Biol Psychiatry. 2022 Dec 23:S0006-3223(22)01852-2. doi: 10.1016/j.biopsych.2022.12.018. Online ahead of print.
BACKGROUND: Neuroimaging studies of functional connectivity (FC) in autism have been hampered by small sample sizes and inconsistent findings with regard to whether connectivity is increased or decreased in individuals with autism, whether these alterations affect focal systems or reflect a brain-wide pattern, and whether these are age and/or sex dependent.
METHODS: The study included resting-state functional magnetic resonance imaging and clinical data from the EU-AIMS LEAP (European Autism Interventions Longitudinal European Autism Project) and the ABIDE (Autism Brain Imaging Data Exchange) 1 and 2 initiatives of 1824 (796 with autism) participants with an age range of 5-58 years. Between-group differences in FC were assessed, and associations between FC and clinical symptom ratings were investigated through canonical correlation analysis.

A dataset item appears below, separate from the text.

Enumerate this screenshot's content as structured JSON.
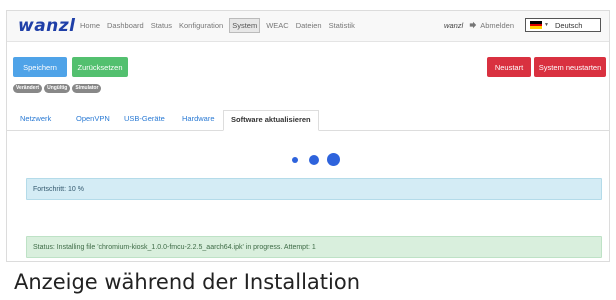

RESULTS: Autism was associated with a brainwide pattern of hypo- and hyperconnectivity. Hypoconnectivity predominantly affected sensory and higher-order attentional networks and correlated with social impairments, restrictive and repetitive behavior, and sensory processing. Hyperconnectivity was observed primarily between the default mode network and the rest of the brain and between cortical and subcortical systems. This pattern was strongly associated with social impairments and sensory processing. Interactions between diagnosis and age or sex were not statistically significant.
CONCLUSIONS: The FC alterations observed, which primarily involve hypoconnectivity of primary sensory and attention networks and hyperconnectivity of the default mode network and subcortex with the rest of the brain, do not appear to be age or sex dependent and correlate with clinical dimensions of social difficulties, restrictive and repetitive behaviors, and alterations in sensory processing. These findings suggest that the observed connectivity alterations are stable, trait-like features of autism that are related to the main symptom domains of the condition.
PMID:36925414 | DOI:10.1016/j.biopsych.2022.12.018